Photo: VTactual retrieved

Over the weekend, a special raid took place in Ciudad Tiuna, the housing complex located near the premises of Fuerte Tiuna, main military installation in Caracas. Press reports indicate that eight alleged criminals were killed on site and 23 people were arrested.

The relatives of several victims who witnessed the raid shared details on the police operation with El Pitazo (which was published on Tal Cual, because of the recent developments regarding their own website):

“Around 4:00 a.m. on Saturday, September 8, 500 members of the tactical group of the PNB (Bolivarian National Police) dressed in black and wearing ski masks, entered the housing complex located in the sector Las Mayas….

Between blocks 28 to 36, officers trespassed the homes without a court warrant, as established in Article 211 of the Organic Penal Procedural Code (COPP). The individuals wanted by the authorities were taken to floors near to their apartments and were executed facing the walls, according to their relatives, who spoke from the Bello Monte morgue…”.

The individuals wanted by the authorities were taken to floors near to their apartments and were executed facing the walls.

Back in May, a similar operation in Ciudad Tiuna left three dead and seven others detained.

Both operations share another thing in common besides the place: The presence of the FAES (Special Actions Force), the tactical group of the Bolivarian National Police Corps, which is considered by human rights NGOs like Provea as responsible of arbitrary and extrajudicial killings.

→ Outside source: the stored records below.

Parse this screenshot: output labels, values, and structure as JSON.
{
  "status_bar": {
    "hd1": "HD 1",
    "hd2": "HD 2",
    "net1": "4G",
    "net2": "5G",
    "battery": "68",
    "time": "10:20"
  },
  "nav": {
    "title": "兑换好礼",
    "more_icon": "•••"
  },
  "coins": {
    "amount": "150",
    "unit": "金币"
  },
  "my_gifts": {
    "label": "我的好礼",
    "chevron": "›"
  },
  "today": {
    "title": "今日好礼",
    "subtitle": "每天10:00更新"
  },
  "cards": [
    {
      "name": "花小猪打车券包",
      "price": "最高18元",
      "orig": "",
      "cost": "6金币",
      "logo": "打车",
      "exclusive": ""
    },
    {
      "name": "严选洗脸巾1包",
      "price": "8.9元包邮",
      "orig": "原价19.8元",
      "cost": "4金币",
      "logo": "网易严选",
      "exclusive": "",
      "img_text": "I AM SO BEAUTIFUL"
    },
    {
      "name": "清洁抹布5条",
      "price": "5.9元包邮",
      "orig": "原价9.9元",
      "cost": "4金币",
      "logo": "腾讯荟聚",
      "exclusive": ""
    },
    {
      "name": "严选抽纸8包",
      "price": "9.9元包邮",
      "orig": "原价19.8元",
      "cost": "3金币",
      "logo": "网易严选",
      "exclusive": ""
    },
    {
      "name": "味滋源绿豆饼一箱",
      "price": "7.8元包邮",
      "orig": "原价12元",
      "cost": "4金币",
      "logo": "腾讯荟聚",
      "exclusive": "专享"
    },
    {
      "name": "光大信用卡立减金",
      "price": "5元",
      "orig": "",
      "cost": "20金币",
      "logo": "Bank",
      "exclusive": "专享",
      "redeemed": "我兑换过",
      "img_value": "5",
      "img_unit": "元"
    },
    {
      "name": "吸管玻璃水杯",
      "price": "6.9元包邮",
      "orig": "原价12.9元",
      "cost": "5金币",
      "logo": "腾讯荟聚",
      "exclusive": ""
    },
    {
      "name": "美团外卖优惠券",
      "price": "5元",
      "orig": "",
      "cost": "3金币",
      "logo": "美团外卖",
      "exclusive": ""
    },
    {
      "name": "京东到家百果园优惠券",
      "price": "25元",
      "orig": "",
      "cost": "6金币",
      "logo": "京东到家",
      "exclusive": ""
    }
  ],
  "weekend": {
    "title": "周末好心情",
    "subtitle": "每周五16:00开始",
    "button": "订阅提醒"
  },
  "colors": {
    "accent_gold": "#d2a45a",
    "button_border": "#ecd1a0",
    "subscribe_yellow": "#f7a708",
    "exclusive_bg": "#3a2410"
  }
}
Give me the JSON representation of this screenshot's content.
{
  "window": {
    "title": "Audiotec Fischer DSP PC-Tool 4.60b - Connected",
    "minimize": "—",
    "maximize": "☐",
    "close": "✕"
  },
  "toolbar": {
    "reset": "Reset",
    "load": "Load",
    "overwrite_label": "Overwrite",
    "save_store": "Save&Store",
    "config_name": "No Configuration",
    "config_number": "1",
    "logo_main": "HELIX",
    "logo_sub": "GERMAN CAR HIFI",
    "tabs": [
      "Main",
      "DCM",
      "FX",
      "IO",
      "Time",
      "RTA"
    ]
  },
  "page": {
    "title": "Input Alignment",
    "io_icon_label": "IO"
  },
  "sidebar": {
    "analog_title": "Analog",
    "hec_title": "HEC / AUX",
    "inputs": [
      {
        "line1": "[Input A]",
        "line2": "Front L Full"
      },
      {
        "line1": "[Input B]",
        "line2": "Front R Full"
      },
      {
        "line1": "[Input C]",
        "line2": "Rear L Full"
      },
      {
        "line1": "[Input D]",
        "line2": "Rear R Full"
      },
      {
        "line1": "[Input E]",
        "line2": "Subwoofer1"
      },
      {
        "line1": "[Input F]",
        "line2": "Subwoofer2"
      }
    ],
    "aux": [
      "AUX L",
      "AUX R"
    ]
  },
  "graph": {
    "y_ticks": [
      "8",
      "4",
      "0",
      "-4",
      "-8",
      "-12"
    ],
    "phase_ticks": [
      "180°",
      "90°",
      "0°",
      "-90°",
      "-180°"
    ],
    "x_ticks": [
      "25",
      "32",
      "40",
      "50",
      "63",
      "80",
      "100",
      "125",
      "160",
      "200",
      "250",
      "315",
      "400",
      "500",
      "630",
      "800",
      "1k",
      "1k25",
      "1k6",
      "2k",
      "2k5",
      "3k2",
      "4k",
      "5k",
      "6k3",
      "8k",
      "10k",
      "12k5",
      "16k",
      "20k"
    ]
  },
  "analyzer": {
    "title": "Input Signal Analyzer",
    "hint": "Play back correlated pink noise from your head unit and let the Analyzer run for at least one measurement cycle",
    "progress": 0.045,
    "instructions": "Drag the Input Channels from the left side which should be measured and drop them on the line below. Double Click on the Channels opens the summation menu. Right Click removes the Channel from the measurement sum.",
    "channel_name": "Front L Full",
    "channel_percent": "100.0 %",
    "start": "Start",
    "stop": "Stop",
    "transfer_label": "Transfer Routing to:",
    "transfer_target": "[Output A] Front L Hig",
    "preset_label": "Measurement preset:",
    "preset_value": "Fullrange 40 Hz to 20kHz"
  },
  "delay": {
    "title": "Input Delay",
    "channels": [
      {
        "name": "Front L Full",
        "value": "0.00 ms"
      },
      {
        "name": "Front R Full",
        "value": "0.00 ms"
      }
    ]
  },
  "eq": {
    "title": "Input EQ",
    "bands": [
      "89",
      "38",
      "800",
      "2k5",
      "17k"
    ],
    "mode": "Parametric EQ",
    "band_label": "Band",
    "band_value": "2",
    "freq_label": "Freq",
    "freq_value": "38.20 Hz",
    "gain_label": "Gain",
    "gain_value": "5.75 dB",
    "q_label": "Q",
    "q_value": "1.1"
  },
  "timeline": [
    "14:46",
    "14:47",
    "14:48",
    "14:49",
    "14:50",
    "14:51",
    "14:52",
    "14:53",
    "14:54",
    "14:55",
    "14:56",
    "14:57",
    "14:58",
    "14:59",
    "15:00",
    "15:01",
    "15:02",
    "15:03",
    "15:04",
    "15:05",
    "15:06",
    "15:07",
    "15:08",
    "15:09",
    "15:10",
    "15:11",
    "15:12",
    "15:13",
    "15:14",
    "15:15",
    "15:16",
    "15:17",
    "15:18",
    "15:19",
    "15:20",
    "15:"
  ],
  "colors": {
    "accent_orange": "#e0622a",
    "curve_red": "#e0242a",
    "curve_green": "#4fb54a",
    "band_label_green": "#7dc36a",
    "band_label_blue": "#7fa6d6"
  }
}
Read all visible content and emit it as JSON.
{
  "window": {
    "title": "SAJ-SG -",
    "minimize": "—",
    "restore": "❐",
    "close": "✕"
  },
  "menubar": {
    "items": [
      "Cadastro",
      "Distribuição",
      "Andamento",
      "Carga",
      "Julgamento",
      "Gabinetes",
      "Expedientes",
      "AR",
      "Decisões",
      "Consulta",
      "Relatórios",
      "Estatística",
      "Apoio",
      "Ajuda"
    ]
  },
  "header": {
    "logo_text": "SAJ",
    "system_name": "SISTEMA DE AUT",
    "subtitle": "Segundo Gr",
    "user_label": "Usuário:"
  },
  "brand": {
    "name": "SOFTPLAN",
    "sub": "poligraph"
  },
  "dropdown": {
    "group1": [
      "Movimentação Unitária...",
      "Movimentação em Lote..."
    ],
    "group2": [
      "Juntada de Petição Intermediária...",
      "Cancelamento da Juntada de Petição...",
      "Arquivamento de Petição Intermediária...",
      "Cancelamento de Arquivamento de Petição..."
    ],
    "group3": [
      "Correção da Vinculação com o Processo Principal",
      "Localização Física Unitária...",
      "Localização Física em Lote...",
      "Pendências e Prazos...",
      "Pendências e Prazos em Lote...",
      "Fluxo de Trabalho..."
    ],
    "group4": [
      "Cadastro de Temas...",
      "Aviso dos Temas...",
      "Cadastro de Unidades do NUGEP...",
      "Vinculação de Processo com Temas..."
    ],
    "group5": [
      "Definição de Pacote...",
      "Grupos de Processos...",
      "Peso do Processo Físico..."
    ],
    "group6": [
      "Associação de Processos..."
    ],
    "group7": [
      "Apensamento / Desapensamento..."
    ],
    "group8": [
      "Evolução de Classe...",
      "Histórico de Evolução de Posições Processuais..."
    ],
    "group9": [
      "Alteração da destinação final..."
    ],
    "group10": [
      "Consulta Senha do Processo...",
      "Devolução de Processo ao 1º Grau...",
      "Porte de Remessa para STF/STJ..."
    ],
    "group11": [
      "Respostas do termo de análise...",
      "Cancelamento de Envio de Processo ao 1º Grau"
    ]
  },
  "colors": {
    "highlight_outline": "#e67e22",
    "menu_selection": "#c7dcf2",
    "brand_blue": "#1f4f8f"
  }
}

A relative of one of the people killed, wasn’t surprised about what happened with the special group: “They come every three months. This time, they took too long. They were one month late.” Another said that the officers yelled repeatedly that they were acting “under presidential orders”.

This action from the FAES group is considered as an evolution of the State’s security strategy, which began with the OLP (People’s Liberation Operation) back in 2015 with the Battle of Cota 905. Those awful results were registered in several reports and harrowing accounts.

The officers yelled repeatedly that they were acting “under presidential orders”.

But the government considers that FAES is doing quite a good job and earlier this year, Interior Minister Nestor Reverol announced that the group would expand its scope beyond Caracas. First came the states of Aragua, Miranda and Tachira. Later in July, other three states were added: Guarico, Lara and Zulia.

Last month, FAES made its formal debut in Lara with an operation in Las Sabilas neighborhood  (north of Barquisimeto) that left three dead and eight arrested citizens. One week later, another incursion caused three casualties in Sarare, near the border with Portuguesa State. Last week, six delinquents died in a shootout with FAES in La Lucha neighborhood (western Barquisimeto). According to the official account, the situation ended this way because the criminals (who were part of the gang known as Los Torombolos) refused to surrender.

Is the deployment of the FAES in Lara State a sign that the PNB will eventually replace the local police force? There’s no evidence of that in the latest statements by both the commander of the Lara State Police José Calatrava and the State Secretary for Public Safety, Kleyder Ferreiro. But in the larger picture: the dreadful atmosphere surrounding FAES and the alarming number of dead bodies that it leaves behind indicate that the issue of high criminality rates in Venezuela and the human rights concerns deeply linked to it have not diminished in the wake of the current socio-economic crisis or the migrant wave caused by it.

Caracas Chronicles is 100% reader-supported. Support independent Venezuelan journalism by making a donation.